- [YOUR ASSIGNMENT]:
Each line of the listing below that includes "text" must be copied.

- [PROVIDED ENTRIES]:
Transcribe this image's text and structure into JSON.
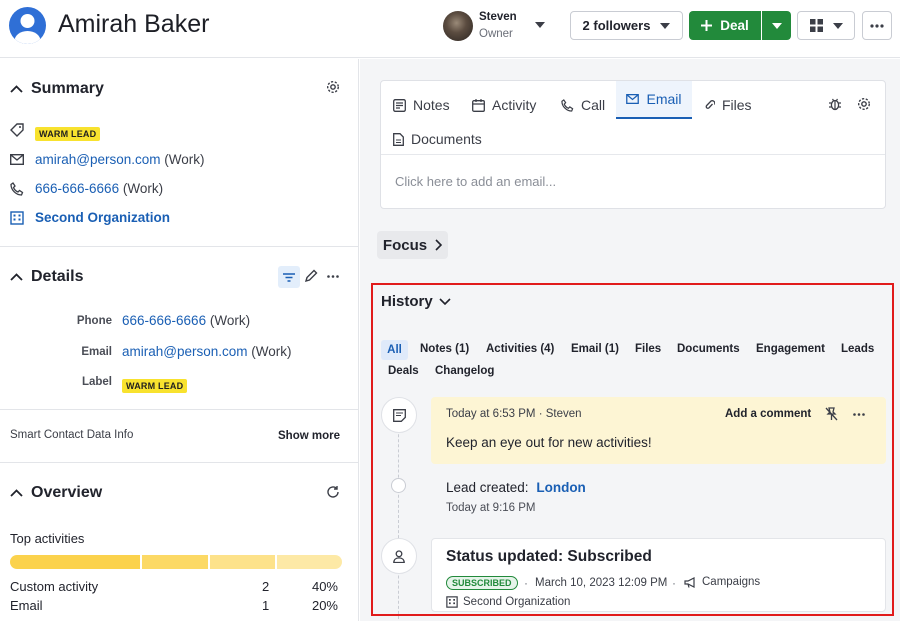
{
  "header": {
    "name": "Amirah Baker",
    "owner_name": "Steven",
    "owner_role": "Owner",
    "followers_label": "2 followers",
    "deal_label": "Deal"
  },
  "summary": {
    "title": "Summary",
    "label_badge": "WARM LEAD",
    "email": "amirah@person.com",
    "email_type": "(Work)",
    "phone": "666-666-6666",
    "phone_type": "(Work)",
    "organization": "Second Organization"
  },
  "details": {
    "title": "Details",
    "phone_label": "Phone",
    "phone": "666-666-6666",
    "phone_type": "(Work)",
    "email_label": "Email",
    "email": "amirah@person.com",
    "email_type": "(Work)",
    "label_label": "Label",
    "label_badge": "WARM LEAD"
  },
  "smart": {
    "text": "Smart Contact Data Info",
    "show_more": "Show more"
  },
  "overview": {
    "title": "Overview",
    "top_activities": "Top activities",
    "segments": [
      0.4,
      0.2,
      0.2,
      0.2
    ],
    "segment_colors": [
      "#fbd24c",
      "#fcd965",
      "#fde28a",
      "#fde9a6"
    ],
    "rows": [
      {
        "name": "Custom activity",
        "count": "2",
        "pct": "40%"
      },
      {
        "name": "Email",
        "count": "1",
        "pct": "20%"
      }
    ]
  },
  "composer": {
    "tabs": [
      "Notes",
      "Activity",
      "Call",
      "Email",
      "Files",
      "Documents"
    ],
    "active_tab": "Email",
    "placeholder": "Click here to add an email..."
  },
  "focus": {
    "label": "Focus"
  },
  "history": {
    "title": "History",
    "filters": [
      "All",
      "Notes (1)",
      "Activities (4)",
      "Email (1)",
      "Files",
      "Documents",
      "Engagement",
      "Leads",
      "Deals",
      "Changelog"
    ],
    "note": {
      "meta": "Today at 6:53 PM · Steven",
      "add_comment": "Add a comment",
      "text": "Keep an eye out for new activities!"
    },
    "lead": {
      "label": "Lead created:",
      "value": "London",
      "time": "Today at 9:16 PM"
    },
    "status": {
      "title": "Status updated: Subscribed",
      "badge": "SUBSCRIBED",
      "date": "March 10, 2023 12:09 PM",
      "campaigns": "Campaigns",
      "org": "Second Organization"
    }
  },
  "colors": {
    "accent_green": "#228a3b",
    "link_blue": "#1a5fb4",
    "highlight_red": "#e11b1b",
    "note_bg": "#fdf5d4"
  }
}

- [REPLY]:
Transcribe this image's text and structure into JSON.
    "text": "Smart Contact Data Info",
      "text": "Keep an eye out for new activities!"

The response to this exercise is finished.